▸ Aim of the exercise
Look for the word "name" in the entries below, then copy every line that has it.

═══

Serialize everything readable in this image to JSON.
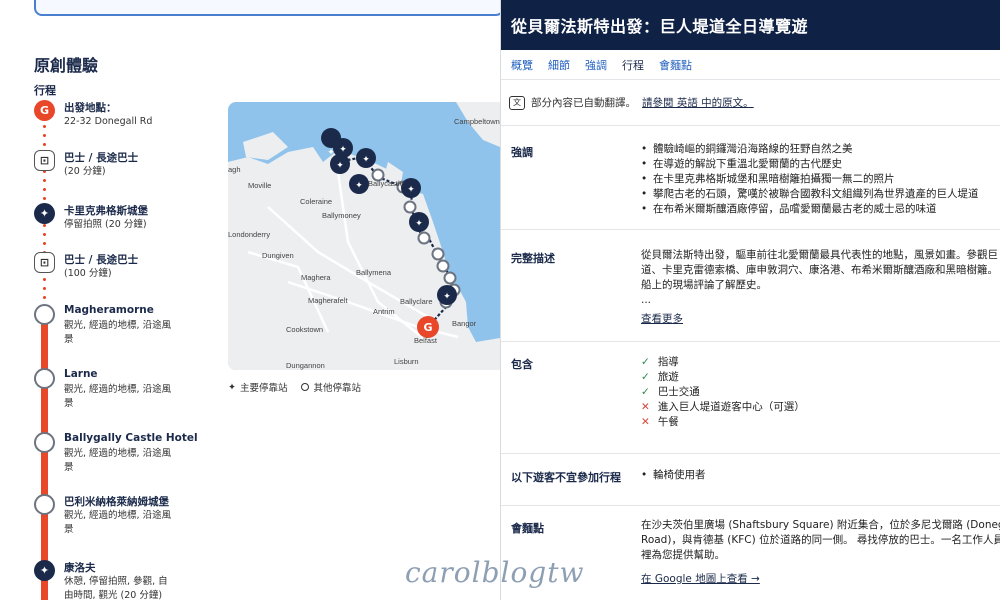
{
  "left": {
    "section_title": "原創體驗",
    "itinerary_label": "行程",
    "stops": [
      {
        "name": "出發地點：",
        "desc": "22-32 Donegall Rd",
        "marker": "start",
        "glyph": "G"
      },
      {
        "name": "巴士 / 長途巴士",
        "desc": "(20 分鐘)",
        "marker": "bus",
        "glyph": "⊡"
      },
      {
        "name": "卡里克弗格斯城堡",
        "desc": "停留拍照 (20 分鐘)",
        "marker": "main",
        "glyph": "✦"
      },
      {
        "name": "巴士 / 長途巴士",
        "desc": "(100 分鐘)",
        "marker": "bus",
        "glyph": "⊡"
      },
      {
        "name": "Magheramorne",
        "desc": "觀光, 經過的地標, 沿途風景",
        "marker": "other",
        "glyph": ""
      },
      {
        "name": "Larne",
        "desc": "觀光, 經過的地標, 沿途風景",
        "marker": "other",
        "glyph": ""
      },
      {
        "name": "Ballygally Castle Hotel",
        "desc": "觀光, 經過的地標, 沿途風景",
        "marker": "other",
        "glyph": ""
      },
      {
        "name": "巴利米納格萊納姆城堡",
        "desc": "觀光, 經過的地標, 沿途風景",
        "marker": "other",
        "glyph": ""
      },
      {
        "name": "康洛夫",
        "desc": "休憩, 停留拍照, 參觀, 自由時間, 觀光 (20 分鐘)",
        "marker": "main",
        "glyph": "✦"
      }
    ],
    "map_labels": [
      "Campbeltown",
      "Moville",
      "Coleraine",
      "Ballymoney",
      "Londonderry",
      "Dungiven",
      "Maghera",
      "Ballymena",
      "Magherafelt",
      "Antrim",
      "Ballyclare",
      "Bangor",
      "Cookstown",
      "Belfast",
      "Lisburn",
      "Dungannon",
      "Ballycastle",
      "agh"
    ],
    "legend": {
      "main": "主要停靠站",
      "other": "其他停靠站"
    }
  },
  "right": {
    "title": "從貝爾法斯特出發：巨人堤道全日導覽遊",
    "tabs": [
      "概覽",
      "細節",
      "強調",
      "行程",
      "會麵點"
    ],
    "translate_note": "部分內容已自動翻譯。",
    "translate_link": "請參閱 英語 中的原文。",
    "highlights_label": "強調",
    "highlights": [
      "體驗崎嶇的銅鑼灣沿海路線的狂野自然之美",
      "在導遊的解說下重溫北愛爾蘭的古代歷史",
      "在卡里克弗格斯城堡和黑暗樹籬拍攝獨一無二的照片",
      "攀爬古老的石頭，驚嘆於被聯合國教科文組織列為世界遺產的巨人堤道",
      "在布希米爾斯釀酒廠停留，品嚐愛爾蘭最古老的威士忌的味道"
    ],
    "description_label": "完整描述",
    "description_lines": [
      "從貝爾法斯特出發，驅車前往北愛爾蘭最具代表性的地點，風景如畫。參觀巨",
      "道、卡里克雷德索橋、庫申敦洞穴、康洛港、布希米爾斯釀酒廠和黑暗樹籬。",
      "船上的現場評論了解歷史。",
      "..."
    ],
    "see_more": "查看更多",
    "includes_label": "包含",
    "includes": [
      {
        "text": "指導",
        "ok": true
      },
      {
        "text": "旅遊",
        "ok": true
      },
      {
        "text": "巴士交通",
        "ok": true
      },
      {
        "text": "進入巨人堤道遊客中心（可選）",
        "ok": false
      },
      {
        "text": "午餐",
        "ok": false
      }
    ],
    "not_suitable_label": "以下遊客不宜參加行程",
    "not_suitable": [
      "輪椅使用者"
    ],
    "meeting_label": "會麵點",
    "meeting_lines": [
      "在沙夫茨伯里廣場 (Shaftsbury Square) 附近集合，位於多尼戈爾路 (Donegall",
      "Road)，與肯德基 (KFC) 位於道路的同一側。 尋找停放的巴士。一名工作人員",
      "裡為您提供幫助。"
    ],
    "map_link": "在 Google 地圖上查看 →"
  },
  "watermark": "carolblogtw",
  "colors": {
    "accent": "#e8472a",
    "navy": "#0f2246",
    "link": "#1f5fbf"
  }
}
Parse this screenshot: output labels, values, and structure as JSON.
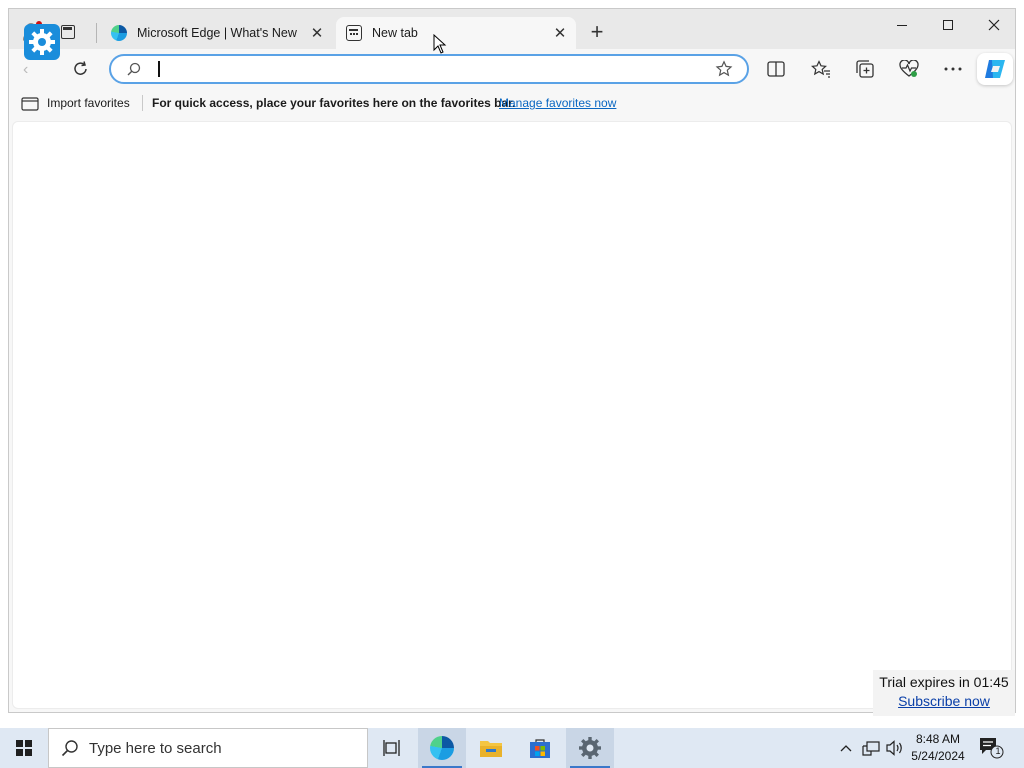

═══

▸ Output of the task
        "name": "出發地點：",
        "name": "巴士 / 長途巴士",
        "name": "卡里克弗格斯城堡",
        "name": "巴士 / 長途巴士",
        "name": "Magheramorne",
        "name": "Larne",
        "name": "Ballygally Castle Hotel",
        "name": "巴利米納格萊納姆城堡",
        "name": "康洛夫",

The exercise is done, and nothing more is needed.